◆ **Your instructions**:
Pictures must not be copied, but every entry must be reproduced exactly.

Dataset rows for apps and sites
########################################
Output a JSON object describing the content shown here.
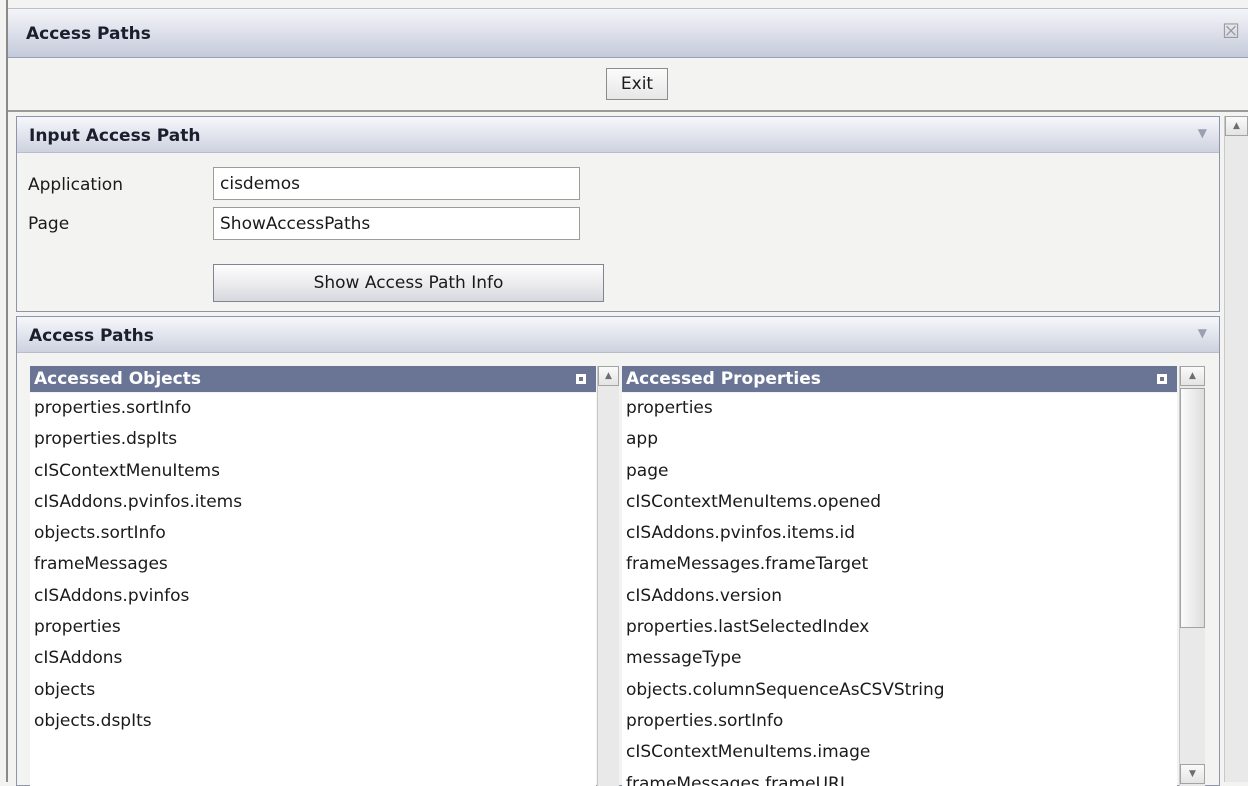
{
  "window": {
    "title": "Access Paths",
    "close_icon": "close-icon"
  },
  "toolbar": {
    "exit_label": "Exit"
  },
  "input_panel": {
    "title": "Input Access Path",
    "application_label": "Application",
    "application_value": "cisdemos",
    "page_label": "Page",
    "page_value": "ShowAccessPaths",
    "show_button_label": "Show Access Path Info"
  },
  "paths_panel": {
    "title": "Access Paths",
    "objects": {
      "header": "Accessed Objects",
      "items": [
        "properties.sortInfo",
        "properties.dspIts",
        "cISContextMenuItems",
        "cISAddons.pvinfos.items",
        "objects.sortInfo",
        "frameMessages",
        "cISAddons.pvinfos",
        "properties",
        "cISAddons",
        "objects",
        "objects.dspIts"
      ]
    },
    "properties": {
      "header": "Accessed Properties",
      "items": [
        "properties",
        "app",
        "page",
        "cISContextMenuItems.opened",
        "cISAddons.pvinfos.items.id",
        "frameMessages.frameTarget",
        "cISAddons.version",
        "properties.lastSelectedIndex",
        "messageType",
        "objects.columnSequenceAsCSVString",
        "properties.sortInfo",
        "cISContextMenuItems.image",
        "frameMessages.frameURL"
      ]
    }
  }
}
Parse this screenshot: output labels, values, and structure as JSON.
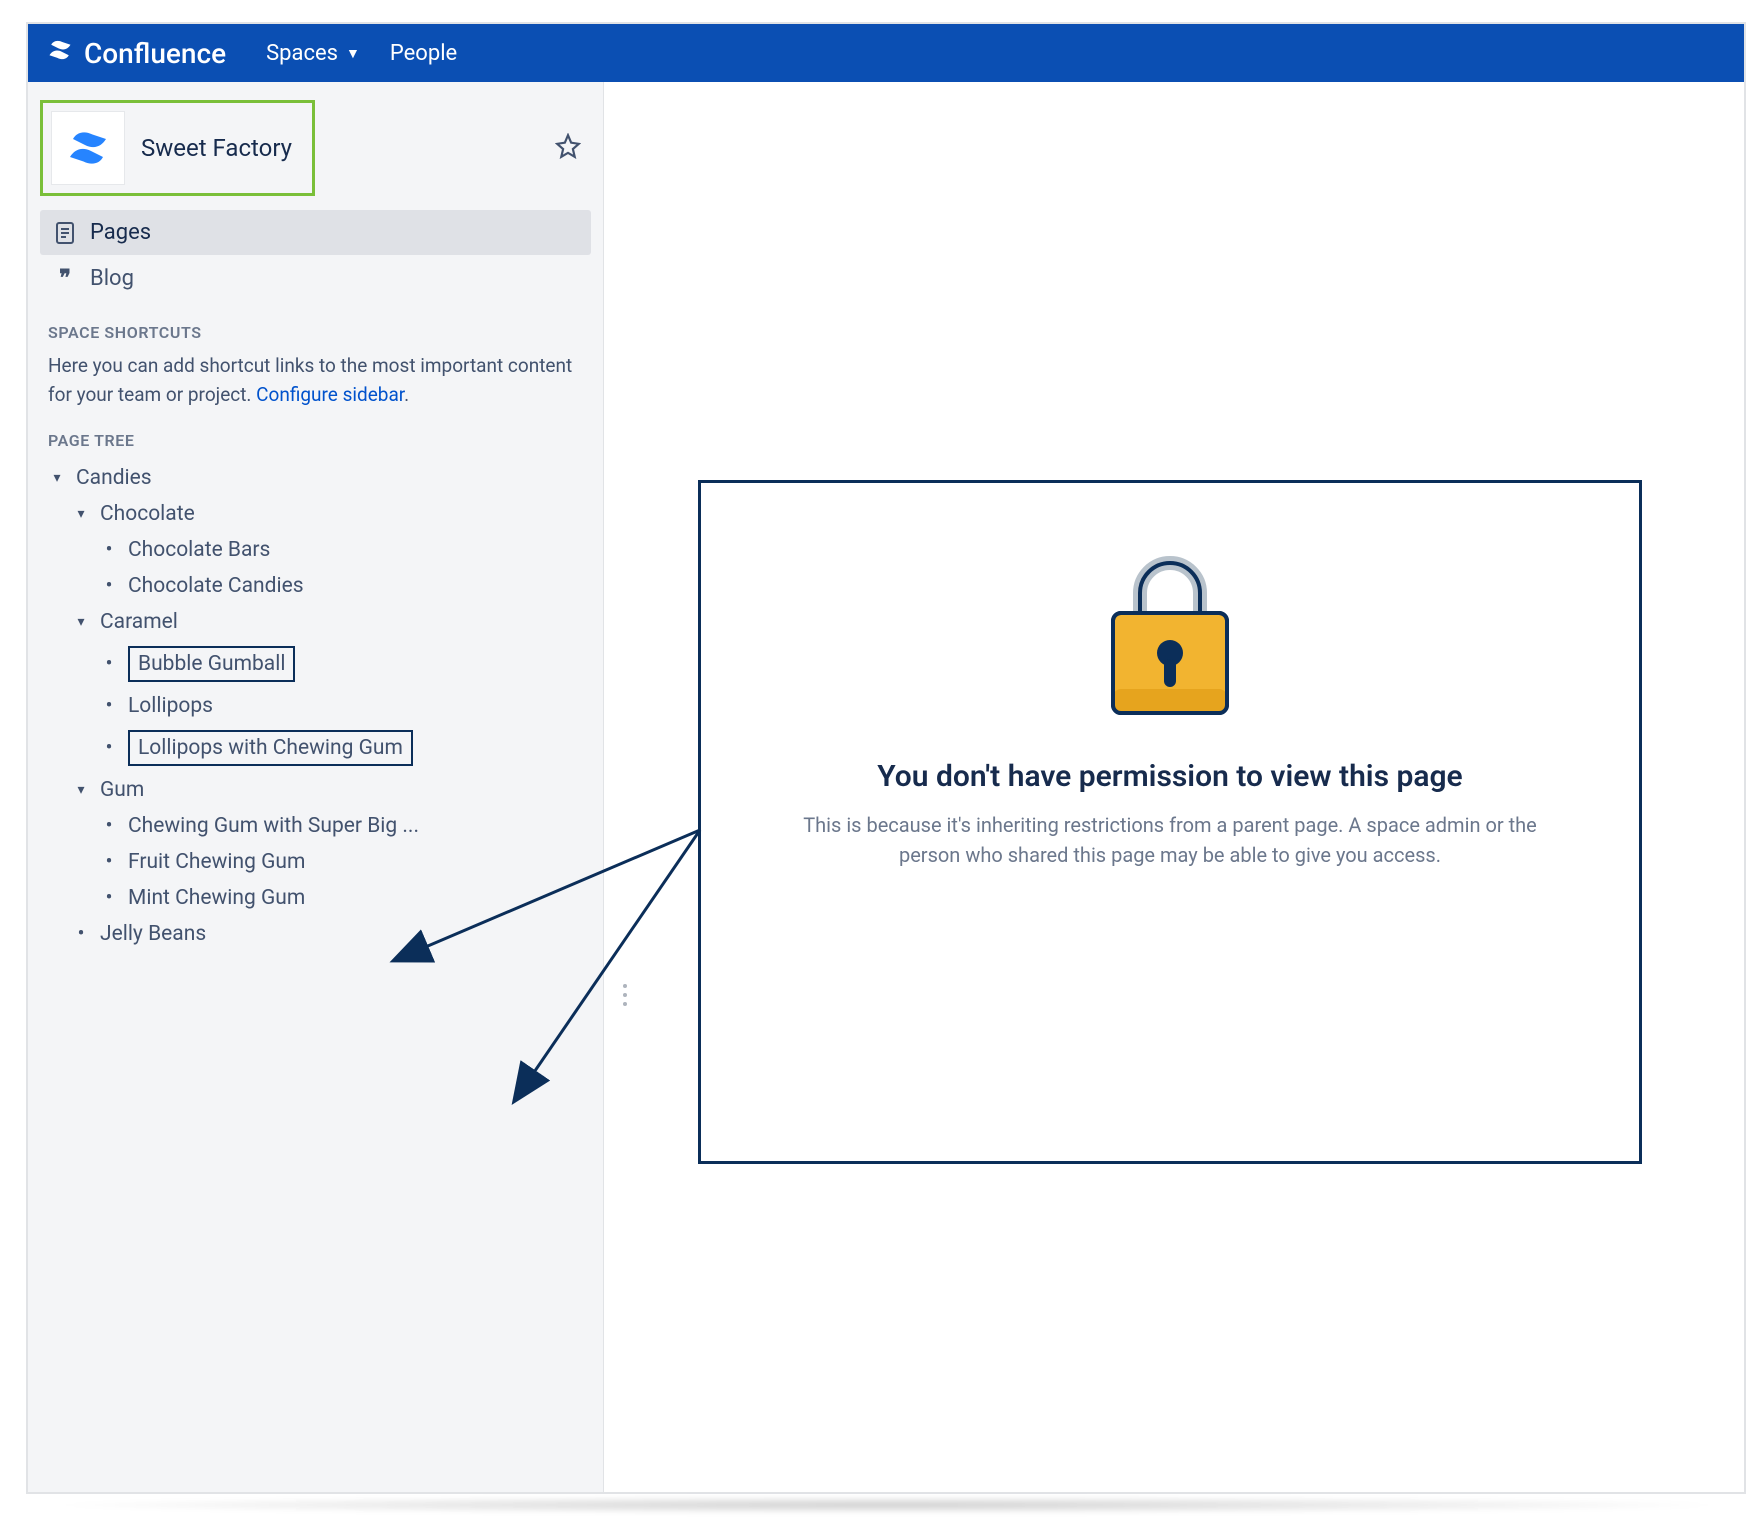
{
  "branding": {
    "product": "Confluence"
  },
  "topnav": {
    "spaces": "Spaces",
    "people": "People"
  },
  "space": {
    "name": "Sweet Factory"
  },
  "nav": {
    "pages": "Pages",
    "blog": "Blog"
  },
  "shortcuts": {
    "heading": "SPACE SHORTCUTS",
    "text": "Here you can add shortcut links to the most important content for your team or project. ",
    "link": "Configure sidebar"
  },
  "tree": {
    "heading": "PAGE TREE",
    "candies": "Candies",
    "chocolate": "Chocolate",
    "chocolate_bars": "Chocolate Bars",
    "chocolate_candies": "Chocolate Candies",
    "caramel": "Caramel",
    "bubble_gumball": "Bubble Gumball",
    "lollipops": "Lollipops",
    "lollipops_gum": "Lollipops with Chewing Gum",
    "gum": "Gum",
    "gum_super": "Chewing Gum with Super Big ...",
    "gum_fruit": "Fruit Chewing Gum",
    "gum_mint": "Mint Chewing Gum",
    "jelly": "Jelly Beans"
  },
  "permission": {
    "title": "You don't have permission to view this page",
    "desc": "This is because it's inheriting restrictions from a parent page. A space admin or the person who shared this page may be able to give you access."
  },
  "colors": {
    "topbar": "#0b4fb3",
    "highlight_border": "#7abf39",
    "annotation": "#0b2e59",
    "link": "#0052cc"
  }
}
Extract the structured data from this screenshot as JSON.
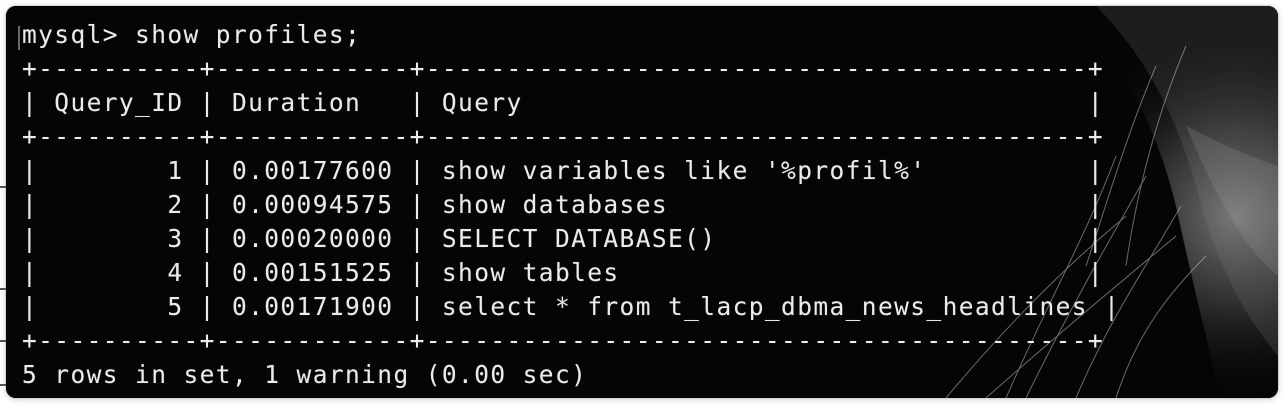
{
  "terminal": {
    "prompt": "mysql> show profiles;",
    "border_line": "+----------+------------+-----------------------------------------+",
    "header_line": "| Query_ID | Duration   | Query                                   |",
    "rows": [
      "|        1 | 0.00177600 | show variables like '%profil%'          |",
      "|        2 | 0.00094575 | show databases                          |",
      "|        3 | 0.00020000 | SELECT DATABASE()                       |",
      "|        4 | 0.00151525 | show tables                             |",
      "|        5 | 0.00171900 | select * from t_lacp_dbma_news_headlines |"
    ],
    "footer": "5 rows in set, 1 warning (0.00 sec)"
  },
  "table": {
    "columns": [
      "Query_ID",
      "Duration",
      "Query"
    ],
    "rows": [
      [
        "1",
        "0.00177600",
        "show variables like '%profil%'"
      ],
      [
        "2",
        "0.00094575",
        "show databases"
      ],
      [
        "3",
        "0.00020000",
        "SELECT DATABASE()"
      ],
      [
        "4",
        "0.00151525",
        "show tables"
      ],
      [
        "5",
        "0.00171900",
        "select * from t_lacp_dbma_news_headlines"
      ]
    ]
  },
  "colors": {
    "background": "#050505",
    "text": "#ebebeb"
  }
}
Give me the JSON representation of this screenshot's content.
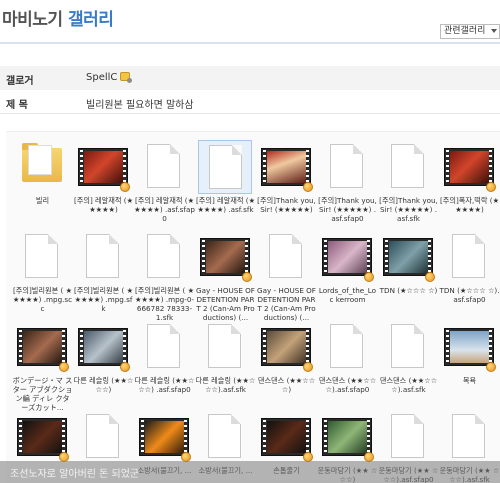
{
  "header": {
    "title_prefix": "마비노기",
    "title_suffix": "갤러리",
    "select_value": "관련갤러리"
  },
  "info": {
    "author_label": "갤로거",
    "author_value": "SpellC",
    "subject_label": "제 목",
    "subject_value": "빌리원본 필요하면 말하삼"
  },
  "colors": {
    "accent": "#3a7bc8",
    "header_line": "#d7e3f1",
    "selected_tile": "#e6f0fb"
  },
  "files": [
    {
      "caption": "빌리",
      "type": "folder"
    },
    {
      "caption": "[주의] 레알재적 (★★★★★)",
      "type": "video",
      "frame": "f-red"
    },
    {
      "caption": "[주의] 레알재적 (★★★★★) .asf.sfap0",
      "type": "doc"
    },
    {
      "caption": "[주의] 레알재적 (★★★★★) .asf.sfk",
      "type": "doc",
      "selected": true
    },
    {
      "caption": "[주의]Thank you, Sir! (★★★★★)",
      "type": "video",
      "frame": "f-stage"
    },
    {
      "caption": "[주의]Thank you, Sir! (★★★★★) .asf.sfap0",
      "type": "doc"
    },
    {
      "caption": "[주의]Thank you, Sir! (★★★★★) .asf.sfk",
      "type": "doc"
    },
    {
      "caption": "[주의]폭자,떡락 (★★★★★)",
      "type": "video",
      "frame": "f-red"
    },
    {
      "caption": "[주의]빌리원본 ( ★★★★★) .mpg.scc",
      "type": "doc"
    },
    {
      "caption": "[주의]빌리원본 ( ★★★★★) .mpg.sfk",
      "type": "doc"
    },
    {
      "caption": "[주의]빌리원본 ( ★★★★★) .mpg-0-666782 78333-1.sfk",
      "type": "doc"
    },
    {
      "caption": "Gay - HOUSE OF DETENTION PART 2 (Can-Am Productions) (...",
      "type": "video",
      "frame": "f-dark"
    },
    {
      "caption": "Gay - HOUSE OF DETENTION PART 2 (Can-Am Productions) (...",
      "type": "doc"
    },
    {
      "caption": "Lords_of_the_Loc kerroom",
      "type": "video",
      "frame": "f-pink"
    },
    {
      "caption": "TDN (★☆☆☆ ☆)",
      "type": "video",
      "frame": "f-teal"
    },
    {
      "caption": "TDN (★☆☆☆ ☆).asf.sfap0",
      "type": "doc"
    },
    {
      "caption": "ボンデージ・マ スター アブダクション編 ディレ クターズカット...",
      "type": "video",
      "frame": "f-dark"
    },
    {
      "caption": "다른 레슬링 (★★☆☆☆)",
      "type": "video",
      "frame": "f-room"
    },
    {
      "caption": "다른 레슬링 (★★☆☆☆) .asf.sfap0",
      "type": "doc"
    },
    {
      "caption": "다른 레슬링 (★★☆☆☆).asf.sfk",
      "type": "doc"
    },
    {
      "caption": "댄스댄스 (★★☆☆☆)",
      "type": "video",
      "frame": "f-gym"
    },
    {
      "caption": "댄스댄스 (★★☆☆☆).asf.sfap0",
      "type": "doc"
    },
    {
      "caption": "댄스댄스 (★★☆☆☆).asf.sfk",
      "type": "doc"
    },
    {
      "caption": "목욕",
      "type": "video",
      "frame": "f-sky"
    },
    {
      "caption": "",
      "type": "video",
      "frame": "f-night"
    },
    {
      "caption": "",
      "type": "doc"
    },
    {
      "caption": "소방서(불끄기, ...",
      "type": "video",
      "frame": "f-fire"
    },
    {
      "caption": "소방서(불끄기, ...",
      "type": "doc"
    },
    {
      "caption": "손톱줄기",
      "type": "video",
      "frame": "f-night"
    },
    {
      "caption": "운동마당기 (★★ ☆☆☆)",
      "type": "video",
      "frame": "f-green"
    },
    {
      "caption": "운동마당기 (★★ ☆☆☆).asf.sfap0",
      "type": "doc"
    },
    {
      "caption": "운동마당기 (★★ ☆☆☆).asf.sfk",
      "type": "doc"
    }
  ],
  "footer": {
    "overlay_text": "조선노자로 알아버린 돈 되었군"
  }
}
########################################
◆ **Solution to this problem**:
Output a JSON object describing the content shown here.
{
  "window": {
    "title": "Access Paths",
    "close_icon": "close-icon"
  },
  "toolbar": {
    "exit_label": "Exit"
  },
  "input_panel": {
    "title": "Input Access Path",
    "application_label": "Application",
    "application_value": "cisdemos",
    "page_label": "Page",
    "page_value": "ShowAccessPaths",
    "show_button_label": "Show Access Path Info"
  },
  "paths_panel": {
    "title": "Access Paths",
    "objects": {
      "header": "Accessed Objects",
      "items": [
        "properties.sortInfo",
        "properties.dspIts",
        "cISContextMenuItems",
        "cISAddons.pvinfos.items",
        "objects.sortInfo",
        "frameMessages",
        "cISAddons.pvinfos",
        "properties",
        "cISAddons",
        "objects",
        "objects.dspIts"
      ]
    },
    "properties": {
      "header": "Accessed Properties",
      "items": [
        "properties",
        "app",
        "page",
        "cISContextMenuItems.opened",
        "cISAddons.pvinfos.items.id",
        "frameMessages.frameTarget",
        "cISAddons.version",
        "properties.lastSelectedIndex",
        "messageType",
        "objects.columnSequenceAsCSVString",
        "properties.sortInfo",
        "cISContextMenuItems.image",
        "frameMessages.frameURL"
      ]
    }
  }
}
Parse this screenshot: output labels, values, and structure as JSON.
{
  "branding": {
    "product": "Confluence"
  },
  "topnav": {
    "spaces": "Spaces",
    "people": "People"
  },
  "space": {
    "name": "Sweet Factory"
  },
  "nav": {
    "pages": "Pages",
    "blog": "Blog"
  },
  "shortcuts": {
    "heading": "SPACE SHORTCUTS",
    "text": "Here you can add shortcut links to the most important content for your team or project. ",
    "link": "Configure sidebar"
  },
  "tree": {
    "heading": "PAGE TREE",
    "candies": "Candies",
    "chocolate": "Chocolate",
    "chocolate_bars": "Chocolate Bars",
    "chocolate_candies": "Chocolate Candies",
    "caramel": "Caramel",
    "bubble_gumball": "Bubble Gumball",
    "lollipops": "Lollipops",
    "lollipops_gum": "Lollipops with Chewing Gum",
    "gum": "Gum",
    "gum_super": "Chewing Gum with Super Big ...",
    "gum_fruit": "Fruit Chewing Gum",
    "gum_mint": "Mint Chewing Gum",
    "jelly": "Jelly Beans"
  },
  "permission": {
    "title": "You don't have permission to view this page",
    "desc": "This is because it's inheriting restrictions from a parent page. A space admin or the person who shared this page may be able to give you access."
  },
  "colors": {
    "topbar": "#0b4fb3",
    "highlight_border": "#7abf39",
    "annotation": "#0b2e59",
    "link": "#0052cc"
  }
}
Extract the structured data from this screenshot as JSON.
{
  "terminal": {
    "prompt": "mysql> show profiles;",
    "border_line": "+----------+------------+-----------------------------------------+",
    "header_line": "| Query_ID | Duration   | Query                                   |",
    "rows": [
      "|        1 | 0.00177600 | show variables like '%profil%'          |",
      "|        2 | 0.00094575 | show databases                          |",
      "|        3 | 0.00020000 | SELECT DATABASE()                       |",
      "|        4 | 0.00151525 | show tables                             |",
      "|        5 | 0.00171900 | select * from t_lacp_dbma_news_headlines |"
    ],
    "footer": "5 rows in set, 1 warning (0.00 sec)"
  },
  "table": {
    "columns": [
      "Query_ID",
      "Duration",
      "Query"
    ],
    "rows": [
      [
        "1",
        "0.00177600",
        "show variables like '%profil%'"
      ],
      [
        "2",
        "0.00094575",
        "show databases"
      ],
      [
        "3",
        "0.00020000",
        "SELECT DATABASE()"
      ],
      [
        "4",
        "0.00151525",
        "show tables"
      ],
      [
        "5",
        "0.00171900",
        "select * from t_lacp_dbma_news_headlines"
      ]
    ]
  },
  "colors": {
    "background": "#050505",
    "text": "#ebebeb"
  }
}
Give me the JSON representation of this screenshot's content.
{
  "header": {
    "title_prefix": "마비노기",
    "title_suffix": "갤러리",
    "select_value": "관련갤러리"
  },
  "info": {
    "author_label": "갤로거",
    "author_value": "SpellC",
    "subject_label": "제 목",
    "subject_value": "빌리원본 필요하면 말하삼"
  },
  "colors": {
    "accent": "#3a7bc8",
    "header_line": "#d7e3f1",
    "selected_tile": "#e6f0fb"
  },
  "files": [
    {
      "caption": "빌리",
      "type": "folder"
    },
    {
      "caption": "[주의] 레알재적 (★★★★★)",
      "type": "video",
      "frame": "f-red"
    },
    {
      "caption": "[주의] 레알재적 (★★★★★) .asf.sfap0",
      "type": "doc"
    },
    {
      "caption": "[주의] 레알재적 (★★★★★) .asf.sfk",
      "type": "doc",
      "selected": true
    },
    {
      "caption": "[주의]Thank you, Sir! (★★★★★)",
      "type": "video",
      "frame": "f-stage"
    },
    {
      "caption": "[주의]Thank you, Sir! (★★★★★) .asf.sfap0",
      "type": "doc"
    },
    {
      "caption": "[주의]Thank you, Sir! (★★★★★) .asf.sfk",
      "type": "doc"
    },
    {
      "caption": "[주의]폭자,떡락 (★★★★★)",
      "type": "video",
      "frame": "f-red"
    },
    {
      "caption": "[주의]빌리원본 ( ★★★★★) .mpg.scc",
      "type": "doc"
    },
    {
      "caption": "[주의]빌리원본 ( ★★★★★) .mpg.sfk",
      "type": "doc"
    },
    {
      "caption": "[주의]빌리원본 ( ★★★★★) .mpg-0-666782 78333-1.sfk",
      "type": "doc"
    },
    {
      "caption": "Gay - HOUSE OF DETENTION PART 2 (Can-Am Productions) (...",
      "type": "video",
      "frame": "f-dark"
    },
    {
      "caption": "Gay - HOUSE OF DETENTION PART 2 (Can-Am Productions) (...",
      "type": "doc"
    },
    {
      "caption": "Lords_of_the_Loc kerroom",
      "type": "video",
      "frame": "f-pink"
    },
    {
      "caption": "TDN (★☆☆☆ ☆)",
      "type": "video",
      "frame": "f-teal"
    },
    {
      "caption": "TDN (★☆☆☆ ☆).asf.sfap0",
      "type": "doc"
    },
    {
      "caption": "ボンデージ・マ スター アブダクション編 ディレ クターズカット...",
      "type": "video",
      "frame": "f-dark"
    },
    {
      "caption": "다른 레슬링 (★★☆☆☆)",
      "type": "video",
      "frame": "f-room"
    },
    {
      "caption": "다른 레슬링 (★★☆☆☆) .asf.sfap0",
      "type": "doc"
    },
    {
      "caption": "다른 레슬링 (★★☆☆☆).asf.sfk",
      "type": "doc"
    },
    {
      "caption": "댄스댄스 (★★☆☆☆)",
      "type": "video",
      "frame": "f-gym"
    },
    {
      "caption": "댄스댄스 (★★☆☆☆).asf.sfap0",
      "type": "doc"
    },
    {
      "caption": "댄스댄스 (★★☆☆☆).asf.sfk",
      "type": "doc"
    },
    {
      "caption": "목욕",
      "type": "video",
      "frame": "f-sky"
    },
    {
      "caption": "",
      "type": "video",
      "frame": "f-night"
    },
    {
      "caption": "",
      "type": "doc"
    },
    {
      "caption": "소방서(불끄기, ...",
      "type": "video",
      "frame": "f-fire"
    },
    {
      "caption": "소방서(불끄기, ...",
      "type": "doc"
    },
    {
      "caption": "손톱줄기",
      "type": "video",
      "frame": "f-night"
    },
    {
      "caption": "운동마당기 (★★ ☆☆☆)",
      "type": "video",
      "frame": "f-green"
    },
    {
      "caption": "운동마당기 (★★ ☆☆☆).asf.sfap0",
      "type": "doc"
    },
    {
      "caption": "운동마당기 (★★ ☆☆☆).asf.sfk",
      "type": "doc"
    }
  ],
  "footer": {
    "overlay_text": "조선노자로 알아버린 돈 되었군"
  }
}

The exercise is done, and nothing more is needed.